• _What needs to be done_
An exact copy of every entry below is required, and no picture may appear in it.

Input material below:

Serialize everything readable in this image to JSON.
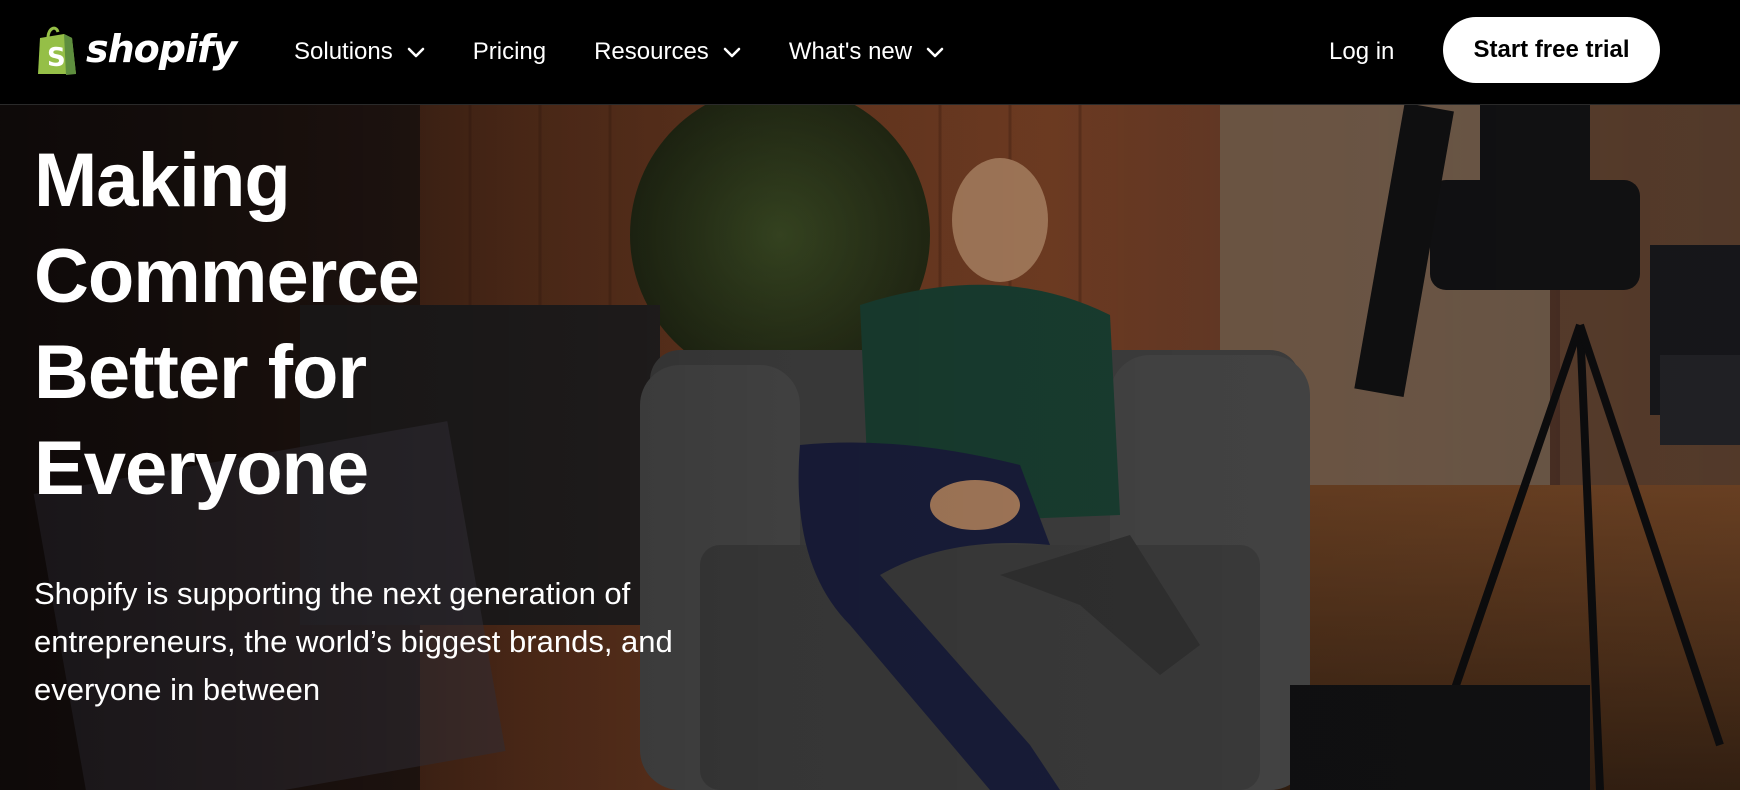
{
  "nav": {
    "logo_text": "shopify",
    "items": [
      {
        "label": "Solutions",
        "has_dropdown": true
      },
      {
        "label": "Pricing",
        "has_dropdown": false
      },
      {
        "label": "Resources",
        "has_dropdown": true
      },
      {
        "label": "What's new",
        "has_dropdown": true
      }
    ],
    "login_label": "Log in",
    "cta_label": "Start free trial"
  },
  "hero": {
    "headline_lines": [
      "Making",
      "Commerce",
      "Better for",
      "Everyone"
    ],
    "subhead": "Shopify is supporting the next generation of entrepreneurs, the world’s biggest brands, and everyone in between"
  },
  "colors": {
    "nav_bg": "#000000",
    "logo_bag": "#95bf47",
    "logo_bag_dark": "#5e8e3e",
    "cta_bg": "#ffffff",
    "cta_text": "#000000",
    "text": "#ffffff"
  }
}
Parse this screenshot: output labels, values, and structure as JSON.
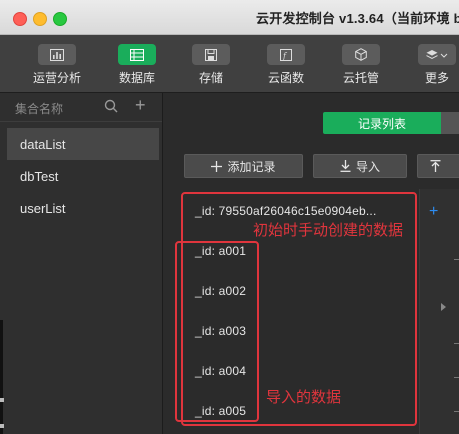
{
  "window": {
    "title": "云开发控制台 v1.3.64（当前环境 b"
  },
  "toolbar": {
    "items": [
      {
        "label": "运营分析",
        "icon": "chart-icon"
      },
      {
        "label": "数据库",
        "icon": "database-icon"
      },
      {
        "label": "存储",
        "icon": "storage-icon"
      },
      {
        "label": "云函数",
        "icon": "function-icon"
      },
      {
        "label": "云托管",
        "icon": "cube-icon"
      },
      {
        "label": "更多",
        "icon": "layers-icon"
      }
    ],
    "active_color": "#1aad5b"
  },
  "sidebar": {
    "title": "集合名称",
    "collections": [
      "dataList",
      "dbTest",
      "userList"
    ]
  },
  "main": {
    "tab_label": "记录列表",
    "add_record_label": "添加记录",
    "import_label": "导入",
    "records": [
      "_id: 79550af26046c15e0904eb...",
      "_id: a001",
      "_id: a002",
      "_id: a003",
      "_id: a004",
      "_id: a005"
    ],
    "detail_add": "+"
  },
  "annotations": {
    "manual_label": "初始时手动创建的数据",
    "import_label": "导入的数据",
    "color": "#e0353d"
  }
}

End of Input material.

• _Problem solution_
Serialize everything readable in this image to JSON.
{
  "nav": {
    "logo_text": "shopify",
    "items": [
      {
        "label": "Solutions",
        "has_dropdown": true
      },
      {
        "label": "Pricing",
        "has_dropdown": false
      },
      {
        "label": "Resources",
        "has_dropdown": true
      },
      {
        "label": "What's new",
        "has_dropdown": true
      }
    ],
    "login_label": "Log in",
    "cta_label": "Start free trial"
  },
  "hero": {
    "headline_lines": [
      "Making",
      "Commerce",
      "Better for",
      "Everyone"
    ],
    "subhead": "Shopify is supporting the next generation of entrepreneurs, the world’s biggest brands, and everyone in between"
  },
  "colors": {
    "nav_bg": "#000000",
    "logo_bag": "#95bf47",
    "logo_bag_dark": "#5e8e3e",
    "cta_bg": "#ffffff",
    "cta_text": "#000000",
    "text": "#ffffff"
  }
}
Parse this screenshot: output labels, values, and structure as JSON.
{
  "window": {
    "title": "云开发控制台 v1.3.64（当前环境 b"
  },
  "toolbar": {
    "items": [
      {
        "label": "运营分析",
        "icon": "chart-icon"
      },
      {
        "label": "数据库",
        "icon": "database-icon"
      },
      {
        "label": "存储",
        "icon": "storage-icon"
      },
      {
        "label": "云函数",
        "icon": "function-icon"
      },
      {
        "label": "云托管",
        "icon": "cube-icon"
      },
      {
        "label": "更多",
        "icon": "layers-icon"
      }
    ],
    "active_color": "#1aad5b"
  },
  "sidebar": {
    "title": "集合名称",
    "collections": [
      "dataList",
      "dbTest",
      "userList"
    ]
  },
  "main": {
    "tab_label": "记录列表",
    "add_record_label": "添加记录",
    "import_label": "导入",
    "records": [
      "_id: 79550af26046c15e0904eb...",
      "_id: a001",
      "_id: a002",
      "_id: a003",
      "_id: a004",
      "_id: a005"
    ],
    "detail_add": "+"
  },
  "annotations": {
    "manual_label": "初始时手动创建的数据",
    "import_label": "导入的数据",
    "color": "#e0353d"
  }
}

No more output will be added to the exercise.